MORGAN: Obviously, Sarah, the government has shut down the Internet. And if they knew what you were doing -- presumably they will at some stage -- your life could be in danger. It's been a very courageous thing for you to do. Are you worried about that?
SIRGANY: Not right now, because I think they have a lot to handle to worry about single reporters or single organizations. I think people like al Jazeera and CNN are doing a great job as well. And they are airing live footage of events from the street. And I think they're more worried about that. At one point I think state security went to the office of al Jazeera.
MORGAN: We're noticing that your Twitter account has been going through the roof as people have been streaming on to try and read your reports here. One of the interesting aspects about this whole thing is that the age profile of many of the protestors -- they're young. They're very into their social media. And they seem utterly determined, like you, to get the message out to a wider world.
It seems there's nothing President Mubarak can do to stop it.
SIRGANY: Yeah, but it's not only about that.

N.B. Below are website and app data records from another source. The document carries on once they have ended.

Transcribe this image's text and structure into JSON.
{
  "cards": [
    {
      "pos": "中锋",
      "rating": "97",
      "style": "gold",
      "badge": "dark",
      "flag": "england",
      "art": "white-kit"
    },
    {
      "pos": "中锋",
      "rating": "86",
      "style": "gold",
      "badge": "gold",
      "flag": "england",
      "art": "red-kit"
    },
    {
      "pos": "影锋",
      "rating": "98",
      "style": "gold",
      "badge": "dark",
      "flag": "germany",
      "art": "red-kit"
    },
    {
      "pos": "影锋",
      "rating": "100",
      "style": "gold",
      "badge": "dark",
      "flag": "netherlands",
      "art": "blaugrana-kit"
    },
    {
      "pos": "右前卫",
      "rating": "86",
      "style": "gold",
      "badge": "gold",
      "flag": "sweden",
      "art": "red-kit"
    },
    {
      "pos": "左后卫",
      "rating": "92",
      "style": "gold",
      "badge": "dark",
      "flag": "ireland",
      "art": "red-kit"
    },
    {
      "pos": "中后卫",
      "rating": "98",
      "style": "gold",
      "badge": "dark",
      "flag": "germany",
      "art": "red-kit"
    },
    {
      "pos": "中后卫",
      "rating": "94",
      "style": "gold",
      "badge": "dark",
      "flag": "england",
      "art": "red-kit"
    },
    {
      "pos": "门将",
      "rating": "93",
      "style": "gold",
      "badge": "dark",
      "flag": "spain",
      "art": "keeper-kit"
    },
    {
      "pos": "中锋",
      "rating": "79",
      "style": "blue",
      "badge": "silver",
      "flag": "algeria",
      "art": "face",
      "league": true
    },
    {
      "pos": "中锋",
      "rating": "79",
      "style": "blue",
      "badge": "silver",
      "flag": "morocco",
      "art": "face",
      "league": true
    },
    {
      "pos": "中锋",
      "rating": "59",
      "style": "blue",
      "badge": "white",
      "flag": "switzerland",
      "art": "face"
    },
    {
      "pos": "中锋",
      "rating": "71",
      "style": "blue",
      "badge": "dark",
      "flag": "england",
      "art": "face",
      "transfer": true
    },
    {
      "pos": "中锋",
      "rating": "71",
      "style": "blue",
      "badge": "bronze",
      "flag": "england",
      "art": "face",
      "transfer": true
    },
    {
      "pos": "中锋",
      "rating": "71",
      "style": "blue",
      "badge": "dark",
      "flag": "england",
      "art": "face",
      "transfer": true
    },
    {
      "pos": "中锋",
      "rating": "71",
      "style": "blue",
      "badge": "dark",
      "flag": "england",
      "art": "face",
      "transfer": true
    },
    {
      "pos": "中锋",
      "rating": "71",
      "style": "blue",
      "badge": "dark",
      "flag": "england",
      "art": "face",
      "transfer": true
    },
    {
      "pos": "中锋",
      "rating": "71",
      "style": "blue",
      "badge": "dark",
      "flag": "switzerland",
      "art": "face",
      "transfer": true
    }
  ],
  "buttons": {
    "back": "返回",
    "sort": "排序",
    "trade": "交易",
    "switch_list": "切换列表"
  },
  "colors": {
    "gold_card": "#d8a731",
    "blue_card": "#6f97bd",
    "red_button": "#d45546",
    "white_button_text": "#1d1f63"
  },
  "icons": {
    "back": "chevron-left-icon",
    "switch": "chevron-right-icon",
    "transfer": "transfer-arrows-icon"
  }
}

What happened -- the good thing that happened in Egypt, there was a crossover from the virtual world to the real world. This morning, there was no Internet, no networks, yet tens of thousands went out into the street. They did not stop with the fact that they could not communicate with each other.
MORGAN: Sarah, have you ever seen violence quite like this? We're knowing that the death toll is rising all the time. Thousands of people are reported to have been wounded. What are you making of what you're seeing on the ground here?
SIRGANY: I think the police have always been violent, but we haven't seen it this way, and especially because we haven't seen this many people on the street at the same time. Protests usually attract a couple hundred people at best. But right now, since Tuesday, they've been attracting thousands.
And on Friday -- today, there were tens of thousands of people on the street. The police made it clear last Wednesday that they're not tolerating any -- any presence on the streets, any marches. They were tolerant for the first hour today, but then there were tear gas. It was very excessive. Then there was water cannons.
MORGAN: Sarah, I'm going to have to wrap you there. I'm sorry. What I want to say to you, though, is good luck with what you're doing. I think it's an courageous thing and we're finding out the news from you. That's a very creditable thing that you're doing over there. So good luck.